I have been lucky to have the opportunity to travel since I was very young. I gained so much from seeing other countries and experiencing other cultures, but the greatest has been meeting my British husband.
Although we met in a country that is neither his nor mine, and even when we had been travelling for long before meeting, thus, not overly attached to our native cultures, cultural differences are a daily topic, in a fun way. There are many things that he has been able to adapt to, but there are still a few oddities….
The Christmas present opening debate
Ahh, Christmas! Lots of nice food, family exhibiting bizarre behavior (which may or may not be influenced by champagne-for those who can afford it-or sidra-the fizzy drink featuring apples), and presents! Nothing could go wrong here…or could it.
In Argentina, we celebrate Christmas Eve. And presents are given exactly at or after midnight. So, imagine my shock and slight disappointment when my dear husband was withholding my much awaited gift until the next morning, not only mine, but all of the gifts for the rest of the attendees to the gathering! When he explained that in his home country gifts are given during Christmas morning, we were quite flabbergasted. With patience and cultural sensitivity, we came to an agreement: we open presents at midnight, and we save one to be opened in the morning (well, more like noon).
That first Nochebuena, he learnt about another argentine custom: all the females get pink underwear, and they should be wearing the ones received on the last Christmas Eve. I have no idea where this came from, but my grandma chase us with the little packages, making sure we were in line with the tradition.
Plastic jugs are a car seller best friend
This might be a huge clarifying moment for you. Some time ago, we sold my dad´s car. It was a nice car, in very good condition. So how did we do it? Internet ads, classifieds, normal stuff? No! We did it Argentina´s way! How is that? Well, parking it on the street and putting a plastic bottle on top of the roof, of course!
Probably, if you are paying attention and walk around the barrios, you noticed that some cars have bottles on top of them…VW combis, BMWs, pick up trucks, tiny little Fiat 600 cars, this national marketing strategy doesn´t discriminate between nice and shiny or beaten up vehicles. The type of bottle doesn´t matter, it can be a big gallon, a liter, whatever. The important thing is that it has to be full. And, in the best case you put your contact info on the window, or leave it up to the potential buyer to find you.
Football matches days are national holidays
My husband is a hard worker. A power tool guy. He designs furniture, but since he is very picky about craftmanship, he oftentimes builds his own pieces to his own standard of perfection, which differs from the typical argentine standard of perfection. this means that he spends a lot of time in the workshop, working with locals. During the last World Cup, he was in the middle of a project for a boutique Hotel. He went to the workshop early one morning, to find that there was nobody there. Panicking, he started calling the carpenters, none of them would answer their phone. Worrying about a massive carpenter abduction and the effects this would have on the project, he started working, doing everything by himself. At some point, he needed something from the hardware store, but it was closed. What was this? A plot against him? Mysterious forces trying to tell him he should stop working and devote his life to DJing instead? Close to midday, workers started slowly coming back. they had been watching a football game. While apparently, in his home country of England, like here, everything stops when there is a game, his years of living abroad and the fact that he’s not very fond of football, led him to develop strange theories as to why streets were deserted.

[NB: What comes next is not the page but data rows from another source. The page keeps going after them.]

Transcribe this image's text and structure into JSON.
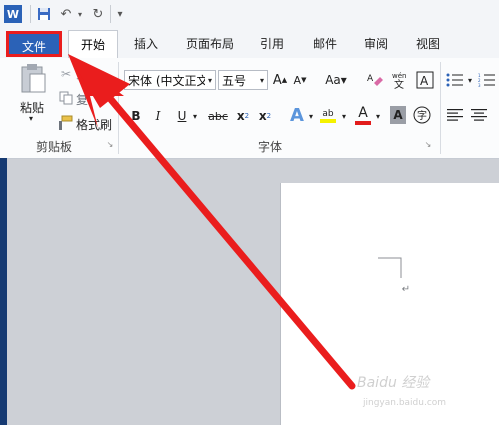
{
  "tabs": {
    "file": "文件",
    "home": "开始",
    "insert": "插入",
    "layout": "页面布局",
    "references": "引用",
    "mailings": "邮件",
    "review": "审阅",
    "view": "视图"
  },
  "clipboard": {
    "paste": "粘贴",
    "cut": "剪切",
    "copy": "复",
    "format_painter": "格式刷",
    "group_label": "剪贴板"
  },
  "font": {
    "name": "宋体 (中文正文",
    "size": "五号",
    "group_label": "字体",
    "bold": "B",
    "italic": "I",
    "underline": "U",
    "strike": "abc",
    "highlight_text": "ab"
  },
  "colors": {
    "accent": "#2b62b7",
    "annotation": "#ea1d1d"
  },
  "watermark": "Baidu 经验 jingyan.baidu.com"
}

Argentines kiss and hug everyone!
The first times we went to see my friends and family, I was a witness of an interesting “dance” between males. We would arrive to gatherings an parties, and after hugging and kissing me, my male friends and relatives would attempt to kiss and hug my husband. Even when I had told him about this custom before arriving to Buenos Aires, I think experiencing it right on the spot was a bit funny. Someone would spread arms and say something like “daaameee un abrazoooo” and he would try to extend his hand, making an awkward expression, before sinking with an open mind in the arms of a stranger who already loves him.

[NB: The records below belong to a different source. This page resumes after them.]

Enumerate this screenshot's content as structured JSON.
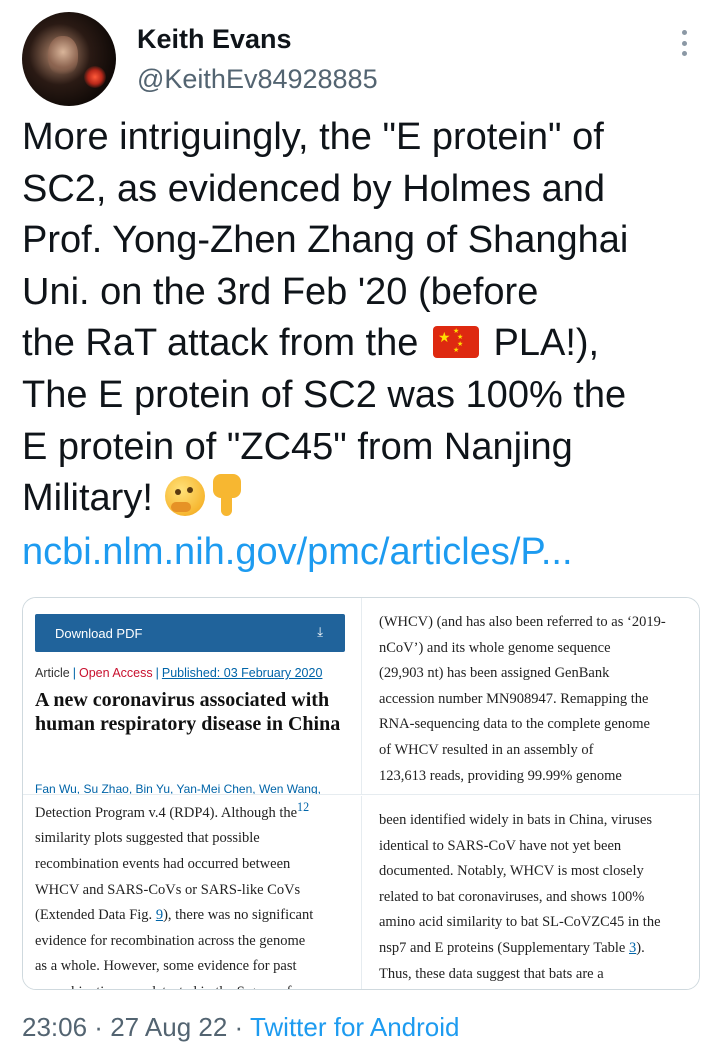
{
  "author": {
    "name": "Keith Evans",
    "handle": "@KeithEv84928885"
  },
  "tweet": {
    "lines": [
      "More intriguingly, the \"E protein\" of",
      "SC2, as evidenced by Holmes and",
      "Prof. Yong-Zhen Zhang of Shanghai",
      "Uni. on the 3rd Feb '20  (before"
    ],
    "line5_before_flag": "the RaT attack from the ",
    "line5_after_flag": " PLA!),",
    "line6": "The E protein of SC2 was 100% the",
    "line7": "E protein of \"ZC45\" from Nanjing",
    "line8": "Military!",
    "link": "ncbi.nlm.nih.gov/pmc/articles/P..."
  },
  "media": {
    "panel1": {
      "download_label": "Download PDF",
      "download_icon": "download-arrow-icon",
      "meta_type": "Article",
      "meta_access": "Open Access",
      "meta_published": "Published: 03 February 2020",
      "title": "A new coronavirus associated with human respiratory disease in China",
      "authors": [
        "Fan Wu",
        "Su Zhao",
        "Bin Yu",
        "Yan-Mei Chen",
        "Wen Wang,"
      ]
    },
    "panel2": {
      "lines": [
        "(WHCV) (and has also been referred to as ‘2019-",
        "nCoV’) and its whole genome sequence",
        "(29,903 nt) has been assigned GenBank",
        "accession number MN908947. Remapping the",
        "RNA-sequencing data to the complete genome",
        "of WHCV resulted in an assembly of",
        "123,613 reads, providing 99.99% genome"
      ]
    },
    "panel3": {
      "line1": "Detection Program v.4 (RDP4). Although the",
      "line1_ref": "12",
      "lines": [
        "similarity plots suggested that possible",
        "recombination events had occurred between",
        "WHCV and SARS-CoVs or SARS-like CoVs"
      ],
      "line5_prefix": "(Extended Data Fig. ",
      "line5_ref": "9",
      "line5_suffix": "), there was no significant",
      "lines_after": [
        "evidence for recombination across the genome",
        "as a whole. However, some evidence for past",
        "recombination was detected in the S gene of"
      ]
    },
    "panel4": {
      "lines": [
        "been identified widely in bats in China, viruses",
        "identical to SARS-CoV have not yet been",
        "documented. Notably, WHCV is most closely",
        "related to bat coronaviruses, and shows 100%",
        "amino acid similarity to bat SL-CoVZC45 in the"
      ],
      "line6_prefix": "nsp7 and E proteins (Supplementary Table ",
      "line6_ref": "3",
      "line6_suffix": ").",
      "line7": "Thus, these data suggest that bats are a"
    }
  },
  "footer": {
    "time": "23:06",
    "date": "27 Aug 22",
    "separator": " · ",
    "source": "Twitter for Android"
  },
  "colors": {
    "link": "#1d9bf0",
    "secondary": "#536471",
    "pdf_button": "#20639b",
    "open_access": "#c8102e"
  }
}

The times we received visitors from his home country, I diligently hugged and kissed them on the cheeks, opening the season of funny-awkward-sometimes bordering uncomfortable situations between the family from this side of the Atlantic and the family from his side. The highest moment was introducing my uncle (like a father to me) to his dad, a moment full of South American / Anglo love an embarrassment.

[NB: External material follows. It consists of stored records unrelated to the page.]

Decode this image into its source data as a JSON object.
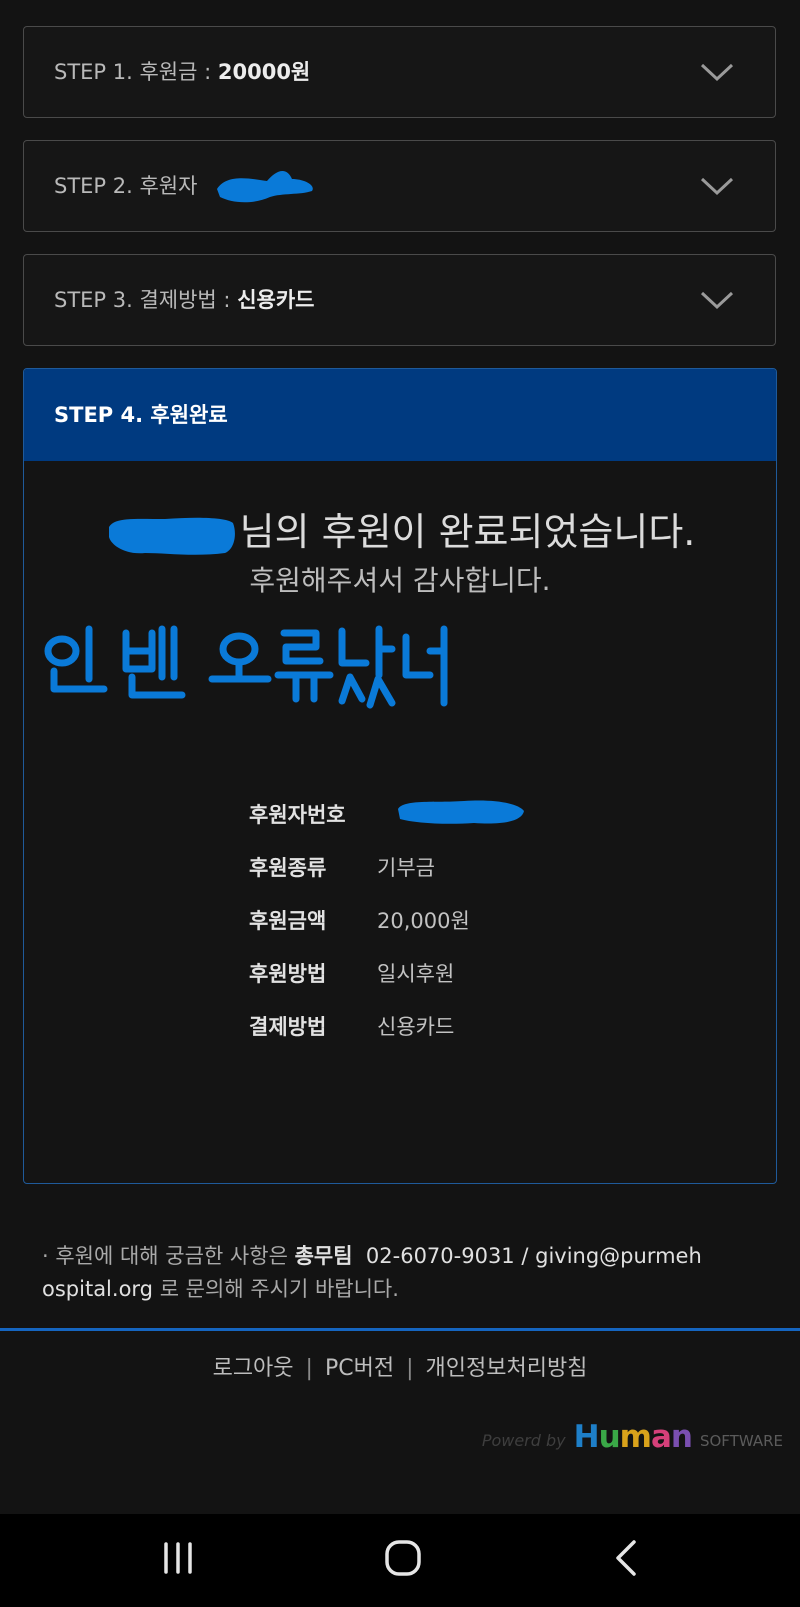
{
  "steps": [
    {
      "label": "STEP 1. 후원금 : ",
      "value": "20000원"
    },
    {
      "label": "STEP 2. 후원자 ",
      "value": ""
    },
    {
      "label": "STEP 3. 결제방법 : ",
      "value": "신용카드"
    }
  ],
  "step4": {
    "title": "STEP 4. 후원완료"
  },
  "completion": {
    "message": "님의 후원이 완료되었습니다.",
    "thanks": "후원해주셔서 감사합니다."
  },
  "annotation": {
    "handwritten": "인벤 오류났네"
  },
  "details": [
    {
      "key": "후원자번호",
      "value": ""
    },
    {
      "key": "후원종류",
      "value": "기부금"
    },
    {
      "key": "후원금액",
      "value": "20,000원"
    },
    {
      "key": "후원방법",
      "value": "일시후원"
    },
    {
      "key": "결제방법",
      "value": "신용카드"
    }
  ],
  "contact": {
    "prefix": "· 후원에 대해 궁금한 사항은 ",
    "team": "총무팀",
    "phone": "02-6070-9031",
    "slash": " / ",
    "email_part1": "giving@purmeh",
    "email_part2": "ospital.org",
    "suffix": " 로 문의해 주시기 바랍니다."
  },
  "footer": {
    "logout": "로그아웃",
    "pc": "PC버전",
    "privacy": "개인정보처리방침",
    "separator": "|"
  },
  "powered": {
    "by": "Powerd by",
    "brand": "Human",
    "brand_sub": "SOFTWARE"
  },
  "colors": {
    "accent": "#003a80",
    "redaction": "#0a7ad8",
    "link_bar": "#1565c0"
  },
  "icons": {
    "step_toggle": "chevron-down-icon",
    "nav": [
      "recent-apps-icon",
      "home-icon",
      "back-icon"
    ]
  }
}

Buenos Aires is one of the cities with the highest ratio of psychologist per habitant. I think it comes after Geneva, or Paris. We love our therapists. We develop deep bonds with them, love them and in some cases, an unhealthy dependence might occur. For the most part, there is nothing particularly wrong with us, it is something you start to do around adolescence, just to keep everything running ok mentally, to keep your neurosis in good shape. Anyway, in the beginning of my husband’s argentine journey, he had a typical case of culture shock, homesickness and confusion about the future. It didn’t surprise me, since I was going through something similar myself, and I was born and raised here!
When I suggested finding a therapist, he looked at me as if I had two heads. What? To pay someone just to whine? No way! I can talk to you! You can help me! He was truly confused about the suggestion, and when those initial hard times were fortunately gone, he would secretly and not-so-secretly chuckle when my friends would talk about their psychologist-dramas. When he started understanding more and more Spanish, and could understand what friends would tell (very intimate and personal things casually over coffee, definitely TMI for his taste) he would wonder why, oh why, if you go to therapy, you also have to participate your friends about the minute details of your family issues, relationship issues and existential issues. He urged me to be more discreet about things involving him, and for the most part, I do. (For the most part)
Being a multicultural family (our son was born in Mexico, a country where we lived for a few years and we have a deep connection with, and is important for us to keep that cultural bond strong for our child) means that we need to approach differences with an open mind and cultural sensitivity. It is also a source of amusing anecdotes we like to tell our friends. It is an eclectic mix of flavors, sounds, customs and traditions. And something we feel very proud about.